EXERCISE BRIEF: Your answer should be one number, the count of lines in the records that carry the string "BLACK".

INFORMATION SUPPLIED:
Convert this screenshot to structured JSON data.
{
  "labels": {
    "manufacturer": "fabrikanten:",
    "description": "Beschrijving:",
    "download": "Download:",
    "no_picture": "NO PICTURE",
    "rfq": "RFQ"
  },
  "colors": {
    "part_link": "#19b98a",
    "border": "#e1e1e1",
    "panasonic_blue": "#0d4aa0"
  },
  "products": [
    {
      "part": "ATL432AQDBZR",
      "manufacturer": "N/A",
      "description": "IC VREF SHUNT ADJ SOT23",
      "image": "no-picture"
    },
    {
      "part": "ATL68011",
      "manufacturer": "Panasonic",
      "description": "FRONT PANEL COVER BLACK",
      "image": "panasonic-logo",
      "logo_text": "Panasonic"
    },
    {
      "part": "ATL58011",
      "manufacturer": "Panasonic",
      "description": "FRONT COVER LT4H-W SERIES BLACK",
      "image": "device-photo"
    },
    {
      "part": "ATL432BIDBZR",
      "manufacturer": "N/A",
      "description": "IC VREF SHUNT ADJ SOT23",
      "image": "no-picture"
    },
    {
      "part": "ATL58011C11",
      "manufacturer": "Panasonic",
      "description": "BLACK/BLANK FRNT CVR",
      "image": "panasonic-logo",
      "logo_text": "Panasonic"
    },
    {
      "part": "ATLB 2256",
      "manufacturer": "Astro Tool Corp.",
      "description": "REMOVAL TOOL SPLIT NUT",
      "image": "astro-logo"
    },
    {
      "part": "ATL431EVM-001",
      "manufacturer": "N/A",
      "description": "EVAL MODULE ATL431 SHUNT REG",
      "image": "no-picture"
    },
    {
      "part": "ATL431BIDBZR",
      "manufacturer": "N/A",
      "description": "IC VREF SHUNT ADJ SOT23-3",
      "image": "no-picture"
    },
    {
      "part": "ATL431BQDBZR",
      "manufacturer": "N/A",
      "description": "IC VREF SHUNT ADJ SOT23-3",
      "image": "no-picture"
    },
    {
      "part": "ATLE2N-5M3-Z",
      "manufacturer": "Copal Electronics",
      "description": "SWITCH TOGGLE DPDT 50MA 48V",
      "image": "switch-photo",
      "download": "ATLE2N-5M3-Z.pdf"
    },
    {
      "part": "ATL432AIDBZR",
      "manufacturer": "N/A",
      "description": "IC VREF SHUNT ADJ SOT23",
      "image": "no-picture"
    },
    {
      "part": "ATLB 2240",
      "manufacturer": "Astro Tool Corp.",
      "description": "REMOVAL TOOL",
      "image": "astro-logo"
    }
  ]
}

SOLUTION TO THIS TASK: 3